Though I found the listings to be quite exhaustive and, as mentioned, a way to check off which editions I already have (the book does have a handy checkbox column for those who don't mind "desecrating" a book in that way!), its large format means that it falls into an "keep on the shelf" type book rather than a "take out on the field" type, which I actually think is the more useful function in the proactive pursuit of filling those holes in the collection. There are often times when I'll go into a second-hand bookshop and there'll be a pile of Doctor Who novels staring at me from the shelf, but I don't know exactly what I've got; having this to hand would be a godsend in those cases but it would be a bit impractical to carry the physical A4 book about - for that, I think a smaller 'Rough Guide' type size would perhaps be more useful.

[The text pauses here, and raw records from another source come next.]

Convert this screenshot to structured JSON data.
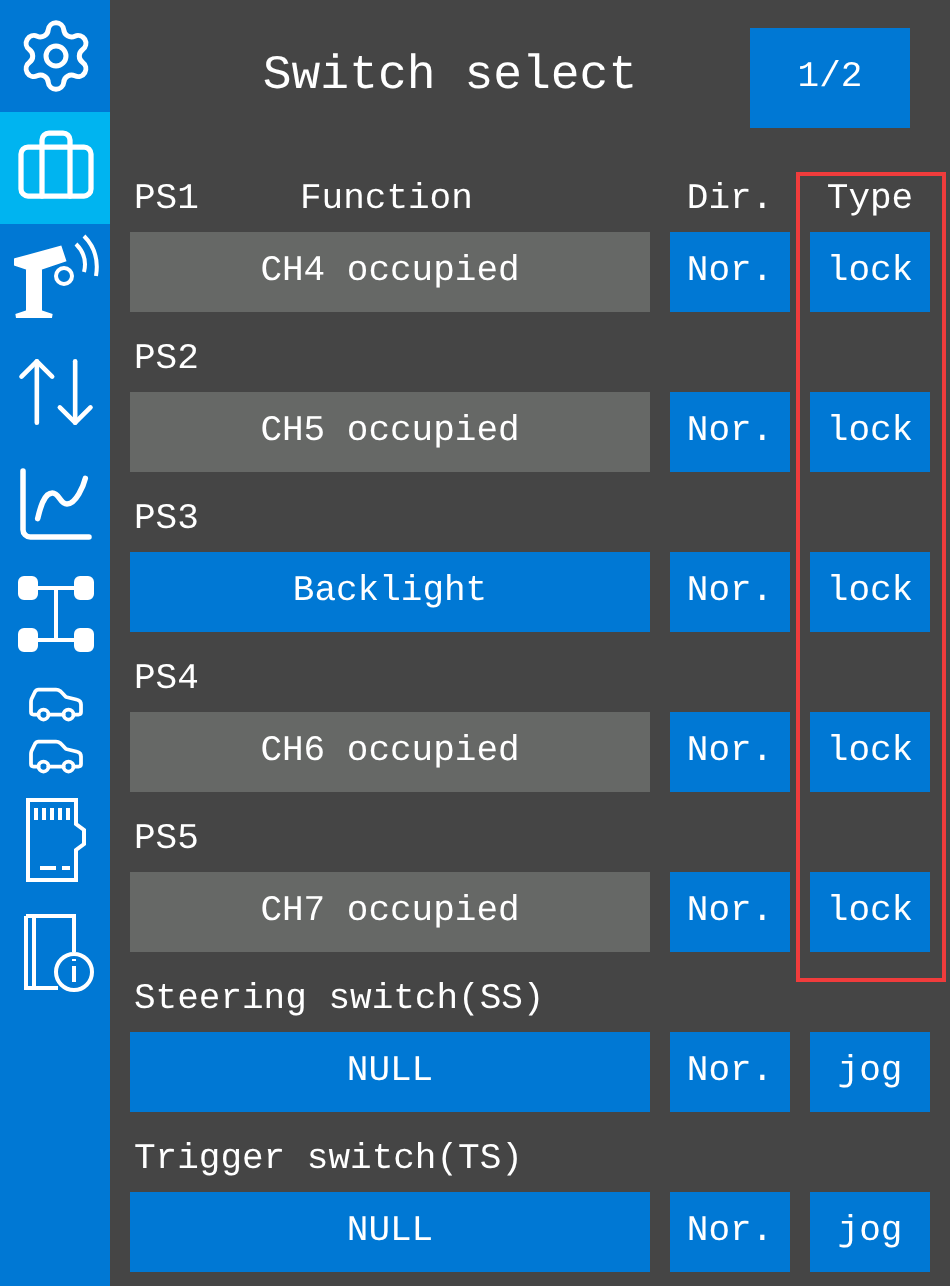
{
  "sidebar": {
    "items": [
      {
        "kind": "settings",
        "selected": false
      },
      {
        "kind": "toolbox",
        "selected": true
      },
      {
        "kind": "transmitter",
        "selected": false
      },
      {
        "kind": "updown",
        "selected": false
      },
      {
        "kind": "chart",
        "selected": false
      },
      {
        "kind": "chassis",
        "selected": false
      },
      {
        "kind": "cars",
        "selected": false
      },
      {
        "kind": "sdcard",
        "selected": false
      },
      {
        "kind": "info",
        "selected": false
      }
    ]
  },
  "header": {
    "title": "Switch select",
    "page": "1/2"
  },
  "column_headers": {
    "function": "Function",
    "dir": "Dir.",
    "type": "Type"
  },
  "type_column_highlighted": true,
  "switches": [
    {
      "label": "PS1",
      "function": "CH4 occupied",
      "occupied": true,
      "dir": "Nor.",
      "type": "lock"
    },
    {
      "label": "PS2",
      "function": "CH5 occupied",
      "occupied": true,
      "dir": "Nor.",
      "type": "lock"
    },
    {
      "label": "PS3",
      "function": "Backlight",
      "occupied": false,
      "dir": "Nor.",
      "type": "lock"
    },
    {
      "label": "PS4",
      "function": "CH6 occupied",
      "occupied": true,
      "dir": "Nor.",
      "type": "lock"
    },
    {
      "label": "PS5",
      "function": "CH7 occupied",
      "occupied": true,
      "dir": "Nor.",
      "type": "lock"
    },
    {
      "label": "Steering switch(SS)",
      "function": "NULL",
      "occupied": false,
      "dir": "Nor.",
      "type": "jog"
    },
    {
      "label": "Trigger switch(TS)",
      "function": "NULL",
      "occupied": false,
      "dir": "Nor.",
      "type": "jog"
    }
  ]
}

Actually, this sort of book begs to be turned into a mobile app which would make the task even easier - something for the author to consider for the next edition, perhaps!
In summary, this isn't an in-depth reference work on the history of Doctor Who books, so might not meet everyone's needs, but if you want as comprehensive a list of book releases as you can get (up to May 2013) then this book more than adequately provides that - and name a fan who doesn't like lists! However, I personally would have liked a format that could be used more 'pro-actively' (on-the-hunt) rather than 'passively' (checking off what you've got).
The Doctor Who Book Guide is available to purchase through E-Bay.